- _YOUR GOAL_
Apart from the pictures, please restate every entry below exactly.

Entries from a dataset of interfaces
++++++++++++++++++++
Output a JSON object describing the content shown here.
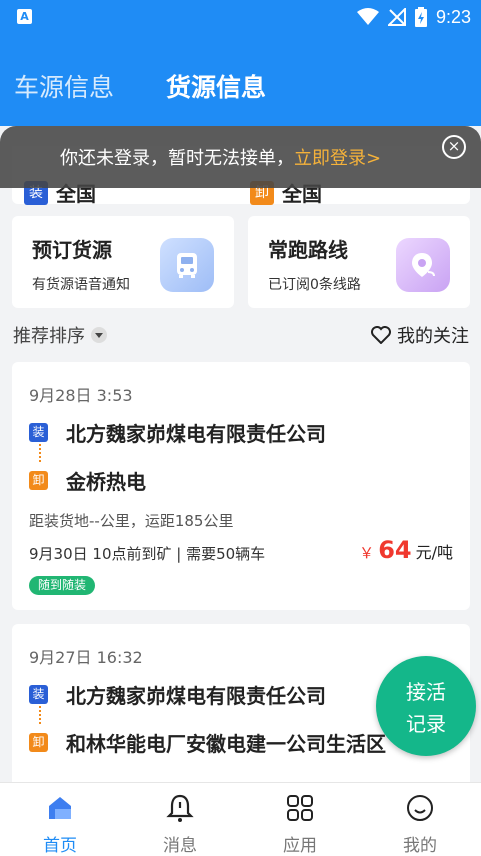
{
  "status_bar": {
    "time": "9:23"
  },
  "header": {
    "tabs": [
      {
        "label": "车源信息",
        "active": false
      },
      {
        "label": "货源信息",
        "active": true
      }
    ]
  },
  "login_banner": {
    "text": "你还未登录，暂时无法接单，",
    "link": "立即登录>"
  },
  "filter": {
    "load_tag": "装",
    "load_value": "全国",
    "unload_tag": "卸",
    "unload_value": "全国"
  },
  "features": [
    {
      "title": "预订货源",
      "subtitle": "有货源语音通知",
      "icon": "truck-icon"
    },
    {
      "title": "常跑路线",
      "subtitle": "已订阅0条线路",
      "icon": "route-pin-icon"
    }
  ],
  "sort": {
    "label": "推荐排序",
    "follow_label": "我的关注"
  },
  "orders": [
    {
      "time": "9月28日 3:53",
      "load_tag": "装",
      "from": "北方魏家峁煤电有限责任公司",
      "unload_tag": "卸",
      "to": "金桥热电",
      "distance": "距装货地--公里，运距185公里",
      "info": "9月30日 10点前到矿 | 需要50辆车",
      "price_symbol": "￥",
      "price": "64",
      "price_unit": "元/吨",
      "badge": "随到随装"
    },
    {
      "time": "9月27日 16:32",
      "load_tag": "装",
      "from": "北方魏家峁煤电有限责任公司",
      "unload_tag": "卸",
      "to": "和林华能电厂安徽电建一公司生活区"
    }
  ],
  "fab": {
    "line1": "接活",
    "line2": "记录"
  },
  "bottom_nav": [
    {
      "label": "首页",
      "icon": "home-icon",
      "active": true
    },
    {
      "label": "消息",
      "icon": "bell-icon",
      "active": false
    },
    {
      "label": "应用",
      "icon": "apps-grid-icon",
      "active": false
    },
    {
      "label": "我的",
      "icon": "profile-icon",
      "active": false
    }
  ],
  "colors": {
    "primary": "#1f8cf5",
    "price": "#f0382e",
    "load_tag": "#2a5fd6",
    "unload_tag": "#f28a1a",
    "badge": "#21b673",
    "fab": "#14b78a"
  }
}
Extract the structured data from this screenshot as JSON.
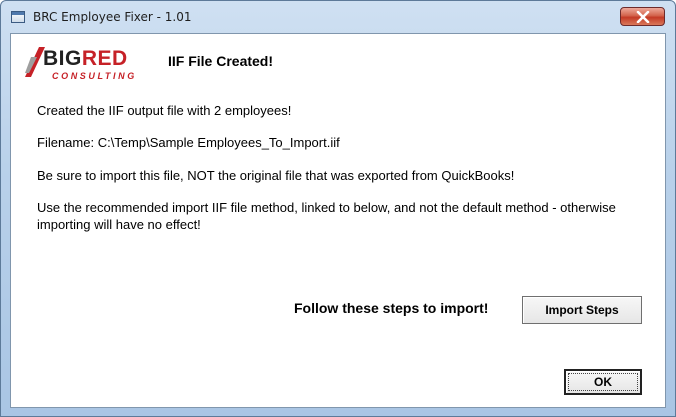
{
  "window": {
    "title": "BRC Employee Fixer - 1.01"
  },
  "logo": {
    "brand_black": "BIG",
    "brand_red": "RED",
    "subtitle": "CONSULTING"
  },
  "dialog": {
    "heading": "IIF File Created!",
    "messages": [
      "Created the IIF output file with 2 employees!",
      "Filename: C:\\Temp\\Sample Employees_To_Import.iif",
      "Be sure to import this file, NOT the original file that was exported from QuickBooks!",
      "Use the recommended import IIF file method, linked to below, and not the default method - otherwise importing will have no effect!"
    ],
    "follow_text": "Follow these steps to import!",
    "import_steps_label": "Import Steps",
    "ok_label": "OK"
  },
  "colors": {
    "brand_red": "#c62127",
    "close_red": "#c43a25"
  }
}
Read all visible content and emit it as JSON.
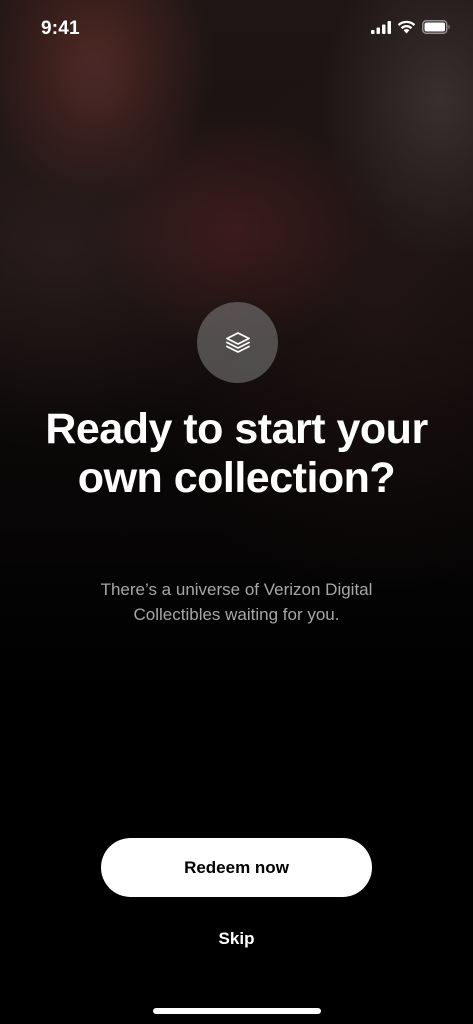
{
  "status_bar": {
    "time": "9:41",
    "icons": [
      "cellular-signal-icon",
      "wifi-icon",
      "battery-icon"
    ]
  },
  "hero": {
    "icon": "layers-stack-icon",
    "headline": "Ready to start your own collection?",
    "subtext": "There’s a universe of Verizon Digital Collectibles waiting for you."
  },
  "actions": {
    "primary_label": "Redeem now",
    "secondary_label": "Skip"
  },
  "colors": {
    "background": "#000000",
    "primary_button_bg": "#ffffff",
    "primary_button_text": "#000000",
    "subtext": "#a7a7a7"
  }
}
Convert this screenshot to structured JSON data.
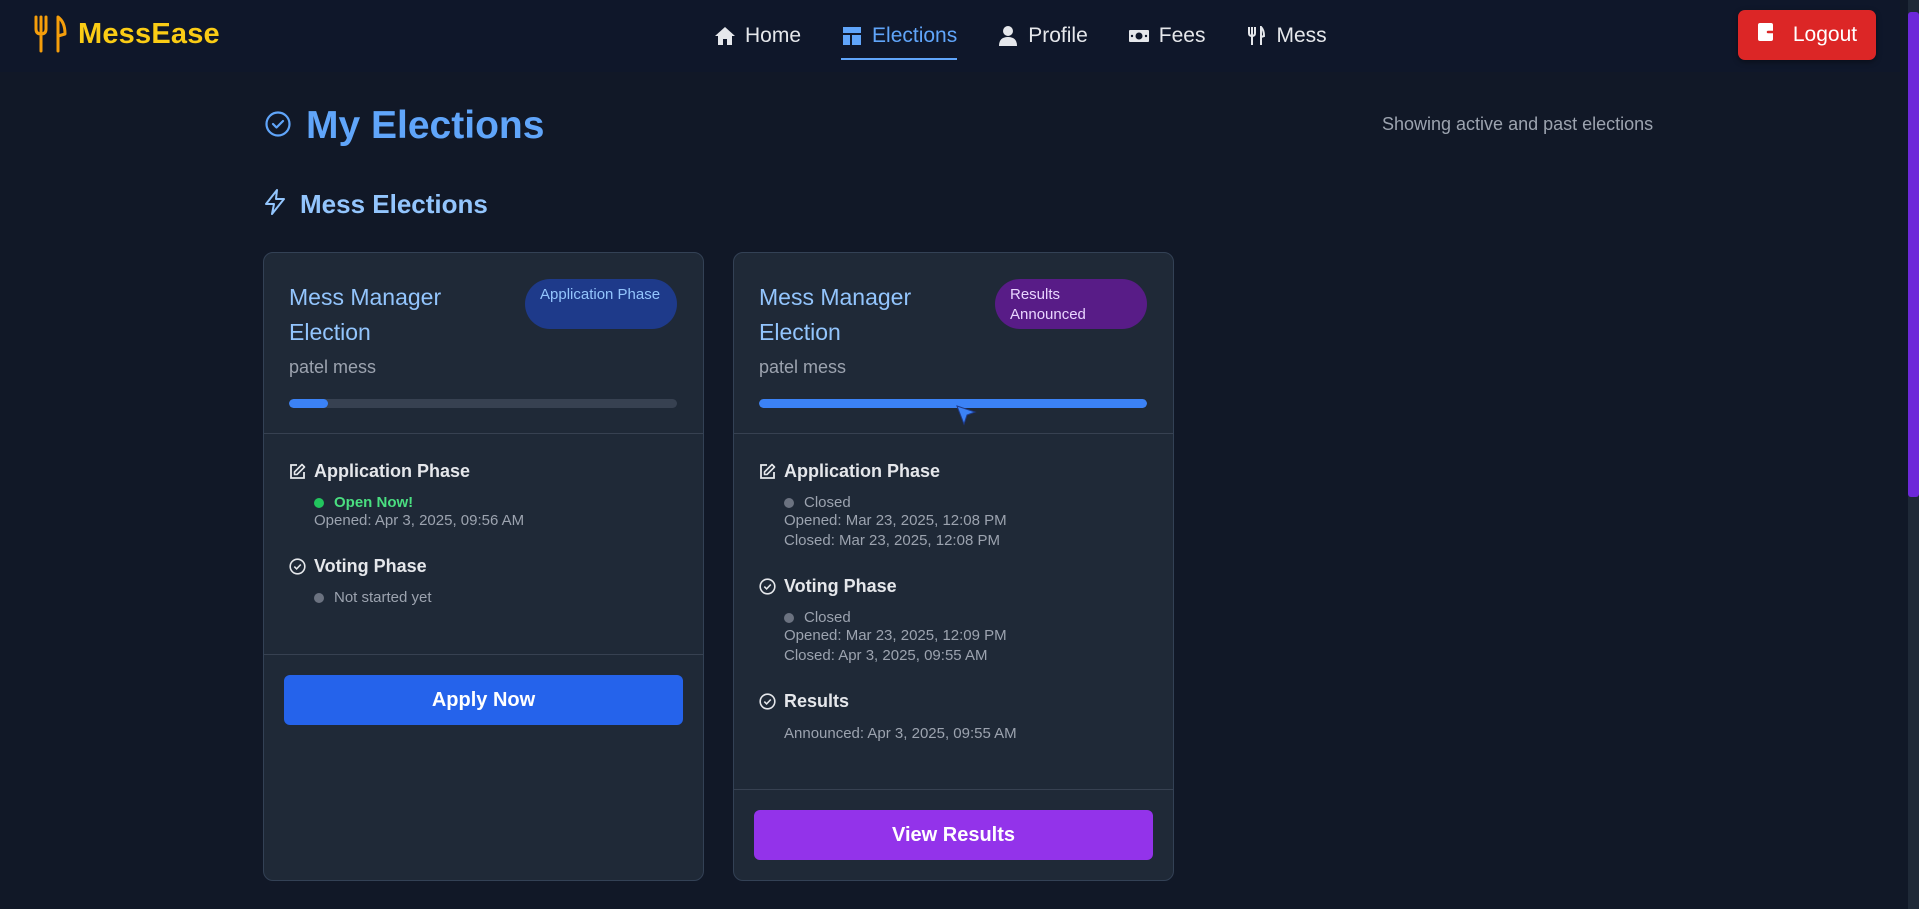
{
  "brand": {
    "name": "MessEase",
    "icon": "utensils-icon",
    "color": "#facc15"
  },
  "nav": {
    "items": [
      {
        "label": "Home",
        "icon": "home-icon",
        "active": false
      },
      {
        "label": "Elections",
        "icon": "ballot-icon",
        "active": true
      },
      {
        "label": "Profile",
        "icon": "user-icon",
        "active": false
      },
      {
        "label": "Fees",
        "icon": "money-icon",
        "active": false
      },
      {
        "label": "Mess",
        "icon": "utensils-icon",
        "active": false
      }
    ],
    "logout_label": "Logout"
  },
  "page": {
    "title": "My Elections",
    "subtitle": "Showing active and past elections",
    "section_title": "Mess Elections"
  },
  "cards": [
    {
      "title": "Mess Manager Election",
      "badge": "Application Phase",
      "mess": "patel mess",
      "progress": 0.1,
      "phases": [
        {
          "name": "Application Phase",
          "status": "Open Now!",
          "lines": [
            "Opened: Apr 3, 2025, 09:56 AM"
          ]
        },
        {
          "name": "Voting Phase",
          "status": "Not started yet",
          "lines": []
        }
      ],
      "button": "Apply Now"
    },
    {
      "title": "Mess Manager Election",
      "badge": "Results Announced",
      "mess": "patel mess",
      "progress": 1.0,
      "phases": [
        {
          "name": "Application Phase",
          "status": "Closed",
          "lines": [
            "Opened: Mar 23, 2025, 12:08 PM",
            "Closed: Mar 23, 2025, 12:08 PM"
          ]
        },
        {
          "name": "Voting Phase",
          "status": "Closed",
          "lines": [
            "Opened: Mar 23, 2025, 12:09 PM",
            "Closed: Apr 3, 2025, 09:55 AM"
          ]
        },
        {
          "name": "Results",
          "status": "",
          "lines": [
            "Announced: Apr 3, 2025, 09:55 AM"
          ]
        }
      ],
      "button": "View Results"
    }
  ],
  "colors": {
    "accent": "#60a5fa",
    "logout": "#dc2626",
    "apply": "#2563eb",
    "view": "#9333ea",
    "open": "#4ade80"
  }
}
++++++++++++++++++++
- _ANSWER TO THIS EXERCISE_
Output a JSON object describing the content shown here.
{
  "status_bar": {
    "time": "9:23"
  },
  "header": {
    "tabs": [
      {
        "label": "车源信息",
        "active": false
      },
      {
        "label": "货源信息",
        "active": true
      }
    ]
  },
  "login_banner": {
    "text": "你还未登录，暂时无法接单，",
    "link": "立即登录>"
  },
  "filter": {
    "load_tag": "装",
    "load_value": "全国",
    "unload_tag": "卸",
    "unload_value": "全国"
  },
  "features": [
    {
      "title": "预订货源",
      "subtitle": "有货源语音通知",
      "icon": "truck-icon"
    },
    {
      "title": "常跑路线",
      "subtitle": "已订阅0条线路",
      "icon": "route-pin-icon"
    }
  ],
  "sort": {
    "label": "推荐排序",
    "follow_label": "我的关注"
  },
  "orders": [
    {
      "time": "9月28日 3:53",
      "load_tag": "装",
      "from": "北方魏家峁煤电有限责任公司",
      "unload_tag": "卸",
      "to": "金桥热电",
      "distance": "距装货地--公里，运距185公里",
      "info": "9月30日 10点前到矿 | 需要50辆车",
      "price_symbol": "￥",
      "price": "64",
      "price_unit": "元/吨",
      "badge": "随到随装"
    },
    {
      "time": "9月27日 16:32",
      "load_tag": "装",
      "from": "北方魏家峁煤电有限责任公司",
      "unload_tag": "卸",
      "to": "和林华能电厂安徽电建一公司生活区"
    }
  ],
  "fab": {
    "line1": "接活",
    "line2": "记录"
  },
  "bottom_nav": [
    {
      "label": "首页",
      "icon": "home-icon",
      "active": true
    },
    {
      "label": "消息",
      "icon": "bell-icon",
      "active": false
    },
    {
      "label": "应用",
      "icon": "apps-grid-icon",
      "active": false
    },
    {
      "label": "我的",
      "icon": "profile-icon",
      "active": false
    }
  ],
  "colors": {
    "primary": "#1f8cf5",
    "price": "#f0382e",
    "load_tag": "#2a5fd6",
    "unload_tag": "#f28a1a",
    "badge": "#21b673",
    "fab": "#14b78a"
  }
}
Extract the structured data from this screenshot as JSON.
{
  "window": {
    "title": "BRC Employee Fixer - 1.01"
  },
  "logo": {
    "brand_black": "BIG",
    "brand_red": "RED",
    "subtitle": "CONSULTING"
  },
  "dialog": {
    "heading": "IIF File Created!",
    "messages": [
      "Created the IIF output file with 2 employees!",
      "Filename: C:\\Temp\\Sample Employees_To_Import.iif",
      "Be sure to import this file, NOT the original file that was exported from QuickBooks!",
      "Use the recommended import IIF file method, linked to below, and not the default method - otherwise importing will have no effect!"
    ],
    "follow_text": "Follow these steps to import!",
    "import_steps_label": "Import Steps",
    "ok_label": "OK"
  },
  "colors": {
    "brand_red": "#c62127",
    "close_red": "#c43a25"
  }
}
Read all visible content and emit it as JSON.
{
  "status_bar": {
    "time": "9:41",
    "icons": [
      "cellular-signal-icon",
      "wifi-icon",
      "battery-icon"
    ]
  },
  "hero": {
    "icon": "layers-stack-icon",
    "headline": "Ready to start your own collection?",
    "subtext": "There’s a universe of Verizon Digital Collectibles waiting for you."
  },
  "actions": {
    "primary_label": "Redeem now",
    "secondary_label": "Skip"
  },
  "colors": {
    "background": "#000000",
    "primary_button_bg": "#ffffff",
    "primary_button_text": "#000000",
    "subtext": "#a7a7a7"
  }
}
Convert this screenshot to structured JSON data.
{
  "brand": {
    "name": "MessEase",
    "icon": "utensils-icon",
    "color": "#facc15"
  },
  "nav": {
    "items": [
      {
        "label": "Home",
        "icon": "home-icon",
        "active": false
      },
      {
        "label": "Elections",
        "icon": "ballot-icon",
        "active": true
      },
      {
        "label": "Profile",
        "icon": "user-icon",
        "active": false
      },
      {
        "label": "Fees",
        "icon": "money-icon",
        "active": false
      },
      {
        "label": "Mess",
        "icon": "utensils-icon",
        "active": false
      }
    ],
    "logout_label": "Logout"
  },
  "page": {
    "title": "My Elections",
    "subtitle": "Showing active and past elections",
    "section_title": "Mess Elections"
  },
  "cards": [
    {
      "title": "Mess Manager Election",
      "badge": "Application Phase",
      "mess": "patel mess",
      "progress": 0.1,
      "phases": [
        {
          "name": "Application Phase",
          "status": "Open Now!",
          "lines": [
            "Opened: Apr 3, 2025, 09:56 AM"
          ]
        },
        {
          "name": "Voting Phase",
          "status": "Not started yet",
          "lines": []
        }
      ],
      "button": "Apply Now"
    },
    {
      "title": "Mess Manager Election",
      "badge": "Results Announced",
      "mess": "patel mess",
      "progress": 1.0,
      "phases": [
        {
          "name": "Application Phase",
          "status": "Closed",
          "lines": [
            "Opened: Mar 23, 2025, 12:08 PM",
            "Closed: Mar 23, 2025, 12:08 PM"
          ]
        },
        {
          "name": "Voting Phase",
          "status": "Closed",
          "lines": [
            "Opened: Mar 23, 2025, 12:09 PM",
            "Closed: Apr 3, 2025, 09:55 AM"
          ]
        },
        {
          "name": "Results",
          "status": "",
          "lines": [
            "Announced: Apr 3, 2025, 09:55 AM"
          ]
        }
      ],
      "button": "View Results"
    }
  ],
  "colors": {
    "accent": "#60a5fa",
    "logout": "#dc2626",
    "apply": "#2563eb",
    "view": "#9333ea",
    "open": "#4ade80"
  }
}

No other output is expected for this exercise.